HOW TO COMPLETE THIS TASK: Return the full listing, so that each line matches the original exactly.

--- --- ---

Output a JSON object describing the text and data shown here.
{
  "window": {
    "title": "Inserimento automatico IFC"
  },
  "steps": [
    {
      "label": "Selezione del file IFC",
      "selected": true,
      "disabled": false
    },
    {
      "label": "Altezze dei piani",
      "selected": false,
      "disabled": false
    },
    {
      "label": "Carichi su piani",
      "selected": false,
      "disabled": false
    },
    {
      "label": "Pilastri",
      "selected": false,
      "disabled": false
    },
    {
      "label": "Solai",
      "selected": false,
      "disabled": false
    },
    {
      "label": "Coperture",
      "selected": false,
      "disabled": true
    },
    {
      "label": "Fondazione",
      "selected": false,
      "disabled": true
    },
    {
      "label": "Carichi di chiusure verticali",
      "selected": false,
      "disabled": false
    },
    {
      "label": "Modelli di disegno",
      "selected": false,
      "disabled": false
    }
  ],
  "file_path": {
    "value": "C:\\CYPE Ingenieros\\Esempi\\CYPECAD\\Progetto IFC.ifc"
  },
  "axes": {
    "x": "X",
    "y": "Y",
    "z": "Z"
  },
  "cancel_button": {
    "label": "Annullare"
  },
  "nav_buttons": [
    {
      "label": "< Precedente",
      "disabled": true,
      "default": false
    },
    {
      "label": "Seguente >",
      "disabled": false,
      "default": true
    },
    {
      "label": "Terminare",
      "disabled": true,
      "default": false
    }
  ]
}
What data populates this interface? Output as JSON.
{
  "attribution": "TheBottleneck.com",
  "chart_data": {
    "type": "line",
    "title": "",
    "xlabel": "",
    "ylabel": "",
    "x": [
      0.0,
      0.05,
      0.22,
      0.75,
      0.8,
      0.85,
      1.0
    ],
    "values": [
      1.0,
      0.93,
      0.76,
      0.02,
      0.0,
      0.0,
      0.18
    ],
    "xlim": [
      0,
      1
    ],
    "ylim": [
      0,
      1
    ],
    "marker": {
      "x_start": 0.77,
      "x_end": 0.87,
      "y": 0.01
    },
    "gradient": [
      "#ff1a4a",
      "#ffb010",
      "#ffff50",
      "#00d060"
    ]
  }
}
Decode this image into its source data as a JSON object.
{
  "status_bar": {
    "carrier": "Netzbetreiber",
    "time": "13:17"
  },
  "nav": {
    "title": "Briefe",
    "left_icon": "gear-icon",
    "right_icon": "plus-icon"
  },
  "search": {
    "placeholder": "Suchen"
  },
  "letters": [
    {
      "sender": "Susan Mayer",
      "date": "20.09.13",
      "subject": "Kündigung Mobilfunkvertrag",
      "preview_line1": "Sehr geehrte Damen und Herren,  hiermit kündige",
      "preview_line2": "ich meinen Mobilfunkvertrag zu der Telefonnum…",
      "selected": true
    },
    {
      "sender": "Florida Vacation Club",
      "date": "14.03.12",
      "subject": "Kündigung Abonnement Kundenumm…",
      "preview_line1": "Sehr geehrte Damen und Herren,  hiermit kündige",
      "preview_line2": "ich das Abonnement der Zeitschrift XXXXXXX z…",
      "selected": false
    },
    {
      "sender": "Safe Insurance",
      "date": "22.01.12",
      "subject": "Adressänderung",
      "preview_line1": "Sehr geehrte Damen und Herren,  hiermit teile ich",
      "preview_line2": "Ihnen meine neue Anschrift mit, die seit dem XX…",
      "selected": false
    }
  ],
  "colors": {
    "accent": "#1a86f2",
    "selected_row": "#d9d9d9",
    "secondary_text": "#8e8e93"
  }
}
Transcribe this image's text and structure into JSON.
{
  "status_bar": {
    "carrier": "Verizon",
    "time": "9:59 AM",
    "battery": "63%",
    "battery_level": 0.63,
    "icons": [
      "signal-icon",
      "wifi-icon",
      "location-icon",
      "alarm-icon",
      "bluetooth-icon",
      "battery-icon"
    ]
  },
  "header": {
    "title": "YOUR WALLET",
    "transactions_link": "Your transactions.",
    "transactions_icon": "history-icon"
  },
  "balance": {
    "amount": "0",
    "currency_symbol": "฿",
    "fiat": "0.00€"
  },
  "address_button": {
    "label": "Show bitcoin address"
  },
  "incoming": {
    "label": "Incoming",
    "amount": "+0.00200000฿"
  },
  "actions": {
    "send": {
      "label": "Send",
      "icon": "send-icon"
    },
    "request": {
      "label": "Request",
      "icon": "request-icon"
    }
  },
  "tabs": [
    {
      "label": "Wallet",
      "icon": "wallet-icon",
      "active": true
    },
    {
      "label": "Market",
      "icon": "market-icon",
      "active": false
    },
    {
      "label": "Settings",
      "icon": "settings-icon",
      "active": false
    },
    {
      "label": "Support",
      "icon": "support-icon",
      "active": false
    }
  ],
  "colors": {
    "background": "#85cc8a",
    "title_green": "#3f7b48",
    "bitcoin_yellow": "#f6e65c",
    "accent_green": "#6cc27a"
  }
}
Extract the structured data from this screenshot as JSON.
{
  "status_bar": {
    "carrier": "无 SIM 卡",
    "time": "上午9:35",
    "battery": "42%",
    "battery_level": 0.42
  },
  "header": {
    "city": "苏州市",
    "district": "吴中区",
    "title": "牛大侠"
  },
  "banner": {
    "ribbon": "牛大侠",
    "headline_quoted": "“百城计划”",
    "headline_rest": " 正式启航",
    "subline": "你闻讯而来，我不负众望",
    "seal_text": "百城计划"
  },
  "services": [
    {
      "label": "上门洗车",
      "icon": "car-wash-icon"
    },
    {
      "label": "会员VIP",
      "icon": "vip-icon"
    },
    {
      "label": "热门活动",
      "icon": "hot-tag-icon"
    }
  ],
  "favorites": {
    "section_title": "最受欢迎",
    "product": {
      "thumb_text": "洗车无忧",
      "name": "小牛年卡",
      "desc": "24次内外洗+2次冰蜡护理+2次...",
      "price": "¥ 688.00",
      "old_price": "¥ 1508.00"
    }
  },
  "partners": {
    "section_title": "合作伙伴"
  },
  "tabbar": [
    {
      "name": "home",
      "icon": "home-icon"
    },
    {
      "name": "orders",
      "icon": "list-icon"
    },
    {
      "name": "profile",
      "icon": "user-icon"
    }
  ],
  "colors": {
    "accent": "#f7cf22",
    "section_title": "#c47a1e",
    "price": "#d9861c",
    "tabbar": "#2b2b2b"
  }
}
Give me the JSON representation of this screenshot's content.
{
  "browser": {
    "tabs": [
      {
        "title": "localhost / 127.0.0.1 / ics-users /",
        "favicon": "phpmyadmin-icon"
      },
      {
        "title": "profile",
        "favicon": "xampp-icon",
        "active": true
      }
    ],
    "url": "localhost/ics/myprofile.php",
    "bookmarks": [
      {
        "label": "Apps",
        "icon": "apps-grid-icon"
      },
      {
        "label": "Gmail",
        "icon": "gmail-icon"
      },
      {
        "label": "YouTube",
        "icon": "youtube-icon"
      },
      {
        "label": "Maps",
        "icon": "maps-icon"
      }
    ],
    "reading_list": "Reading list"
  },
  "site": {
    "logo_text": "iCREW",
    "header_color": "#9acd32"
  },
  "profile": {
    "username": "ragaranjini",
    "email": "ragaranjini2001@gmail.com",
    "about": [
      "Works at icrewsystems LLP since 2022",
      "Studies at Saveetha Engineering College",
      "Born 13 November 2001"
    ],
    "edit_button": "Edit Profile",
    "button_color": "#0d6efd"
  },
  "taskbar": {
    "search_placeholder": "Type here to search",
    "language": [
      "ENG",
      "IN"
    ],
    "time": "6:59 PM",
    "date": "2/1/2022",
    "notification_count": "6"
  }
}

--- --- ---

REPLY:
Output a JSON object describing the text and data shown here.
{
  "window": {
    "title": "Inserimento automatico IFC"
  },
  "steps": [
    {
      "label": "Selezione del file IFC",
      "selected": true,
      "disabled": false
    },
    {
      "label": "Altezze dei piani",
      "selected": false,
      "disabled": false
    },
    {
      "label": "Carichi su piani",
      "selected": false,
      "disabled": false
    },
    {
      "label": "Pilastri",
      "selected": false,
      "disabled": false
    },
    {
      "label": "Solai",
      "selected": false,
      "disabled": false
    },
    {
      "label": "Coperture",
      "selected": false,
      "disabled": true
    },
    {
      "label": "Fondazione",
      "selected": false,
      "disabled": true
    },
    {
      "label": "Carichi di chiusure verticali",
      "selected": false,
      "disabled": false
    },
    {
      "label": "Modelli di disegno",
      "selected": false,
      "disabled": false
    }
  ],
  "file_path": {
    "value": "C:\\CYPE Ingenieros\\Esempi\\CYPECAD\\Progetto IFC.ifc"
  },
  "axes": {
    "x": "X",
    "y": "Y",
    "z": "Z"
  },
  "cancel_button": {
    "label": "Annullare"
  },
  "nav_buttons": [
    {
      "label": "< Precedente",
      "disabled": true,
      "default": false
    },
    {
      "label": "Seguente >",
      "disabled": false,
      "default": true
    },
    {
      "label": "Terminare",
      "disabled": true,
      "default": false
    }
  ]
}
What data populates this interface? Output as JSON.
{
  "attribution": "TheBottleneck.com",
  "chart_data": {
    "type": "line",
    "title": "",
    "xlabel": "",
    "ylabel": "",
    "x": [
      0.0,
      0.05,
      0.22,
      0.75,
      0.8,
      0.85,
      1.0
    ],
    "values": [
      1.0,
      0.93,
      0.76,
      0.02,
      0.0,
      0.0,
      0.18
    ],
    "xlim": [
      0,
      1
    ],
    "ylim": [
      0,
      1
    ],
    "marker": {
      "x_start": 0.77,
      "x_end": 0.87,
      "y": 0.01
    },
    "gradient": [
      "#ff1a4a",
      "#ffb010",
      "#ffff50",
      "#00d060"
    ]
  }
}
Decode this image into its source data as a JSON object.
{
  "status_bar": {
    "carrier": "Netzbetreiber",
    "time": "13:17"
  },
  "nav": {
    "title": "Briefe",
    "left_icon": "gear-icon",
    "right_icon": "plus-icon"
  },
  "search": {
    "placeholder": "Suchen"
  },
  "letters": [
    {
      "sender": "Susan Mayer",
      "date": "20.09.13",
      "subject": "Kündigung Mobilfunkvertrag",
      "preview_line1": "Sehr geehrte Damen und Herren,  hiermit kündige",
      "preview_line2": "ich meinen Mobilfunkvertrag zu der Telefonnum…",
      "selected": true
    },
    {
      "sender": "Florida Vacation Club",
      "date": "14.03.12",
      "subject": "Kündigung Abonnement Kundenumm…",
      "preview_line1": "Sehr geehrte Damen und Herren,  hiermit kündige",
      "preview_line2": "ich das Abonnement der Zeitschrift XXXXXXX z…",
      "selected": false
    },
    {
      "sender": "Safe Insurance",
      "date": "22.01.12",
      "subject": "Adressänderung",
      "preview_line1": "Sehr geehrte Damen und Herren,  hiermit teile ich",
      "preview_line2": "Ihnen meine neue Anschrift mit, die seit dem XX…",
      "selected": false
    }
  ],
  "colors": {
    "accent": "#1a86f2",
    "selected_row": "#d9d9d9",
    "secondary_text": "#8e8e93"
  }
}
Transcribe this image's text and structure into JSON.
{
  "status_bar": {
    "carrier": "Verizon",
    "time": "9:59 AM",
    "battery": "63%",
    "battery_level": 0.63,
    "icons": [
      "signal-icon",
      "wifi-icon",
      "location-icon",
      "alarm-icon",
      "bluetooth-icon",
      "battery-icon"
    ]
  },
  "header": {
    "title": "YOUR WALLET",
    "transactions_link": "Your transactions.",
    "transactions_icon": "history-icon"
  },
  "balance": {
    "amount": "0",
    "currency_symbol": "฿",
    "fiat": "0.00€"
  },
  "address_button": {
    "label": "Show bitcoin address"
  },
  "incoming": {
    "label": "Incoming",
    "amount": "+0.00200000฿"
  },
  "actions": {
    "send": {
      "label": "Send",
      "icon": "send-icon"
    },
    "request": {
      "label": "Request",
      "icon": "request-icon"
    }
  },
  "tabs": [
    {
      "label": "Wallet",
      "icon": "wallet-icon",
      "active": true
    },
    {
      "label": "Market",
      "icon": "market-icon",
      "active": false
    },
    {
      "label": "Settings",
      "icon": "settings-icon",
      "active": false
    },
    {
      "label": "Support",
      "icon": "support-icon",
      "active": false
    }
  ],
  "colors": {
    "background": "#85cc8a",
    "title_green": "#3f7b48",
    "bitcoin_yellow": "#f6e65c",
    "accent_green": "#6cc27a"
  }
}
Extract the structured data from this screenshot as JSON.
{
  "status_bar": {
    "carrier": "无 SIM 卡",
    "time": "上午9:35",
    "battery": "42%",
    "battery_level": 0.42
  },
  "header": {
    "city": "苏州市",
    "district": "吴中区",
    "title": "牛大侠"
  },
  "banner": {
    "ribbon": "牛大侠",
    "headline_quoted": "“百城计划”",
    "headline_rest": " 正式启航",
    "subline": "你闻讯而来，我不负众望",
    "seal_text": "百城计划"
  },
  "services": [
    {
      "label": "上门洗车",
      "icon": "car-wash-icon"
    },
    {
      "label": "会员VIP",
      "icon": "vip-icon"
    },
    {
      "label": "热门活动",
      "icon": "hot-tag-icon"
    }
  ],
  "favorites": {
    "section_title": "最受欢迎",
    "product": {
      "thumb_text": "洗车无忧",
      "name": "小牛年卡",
      "desc": "24次内外洗+2次冰蜡护理+2次...",
      "price": "¥ 688.00",
      "old_price": "¥ 1508.00"
    }
  },
  "partners": {
    "section_title": "合作伙伴"
  },
  "tabbar": [
    {
      "name": "home",
      "icon": "home-icon"
    },
    {
      "name": "orders",
      "icon": "list-icon"
    },
    {
      "name": "profile",
      "icon": "user-icon"
    }
  ],
  "colors": {
    "accent": "#f7cf22",
    "section_title": "#c47a1e",
    "price": "#d9861c",
    "tabbar": "#2b2b2b"
  }
}
Give me the JSON representation of this screenshot's content.
{
  "browser": {
    "tabs": [
      {
        "title": "localhost / 127.0.0.1 / ics-users /",
        "favicon": "phpmyadmin-icon"
      },
      {
        "title": "profile",
        "favicon": "xampp-icon",
        "active": true
      }
    ],
    "url": "localhost/ics/myprofile.php",
    "bookmarks": [
      {
        "label": "Apps",
        "icon": "apps-grid-icon"
      },
      {
        "label": "Gmail",
        "icon": "gmail-icon"
      },
      {
        "label": "YouTube",
        "icon": "youtube-icon"
      },
      {
        "label": "Maps",
        "icon": "maps-icon"
      }
    ],
    "reading_list": "Reading list"
  },
  "site": {
    "logo_text": "iCREW",
    "header_color": "#9acd32"
  },
  "profile": {
    "username": "ragaranjini",
    "email": "ragaranjini2001@gmail.com",
    "about": [
      "Works at icrewsystems LLP since 2022",
      "Studies at Saveetha Engineering College",
      "Born 13 November 2001"
    ],
    "edit_button": "Edit Profile",
    "button_color": "#0d6efd"
  },
  "taskbar": {
    "search_placeholder": "Type here to search",
    "language": [
      "ENG",
      "IN"
    ],
    "time": "6:59 PM",
    "date": "2/1/2022",
    "notification_count": "6"
  }
}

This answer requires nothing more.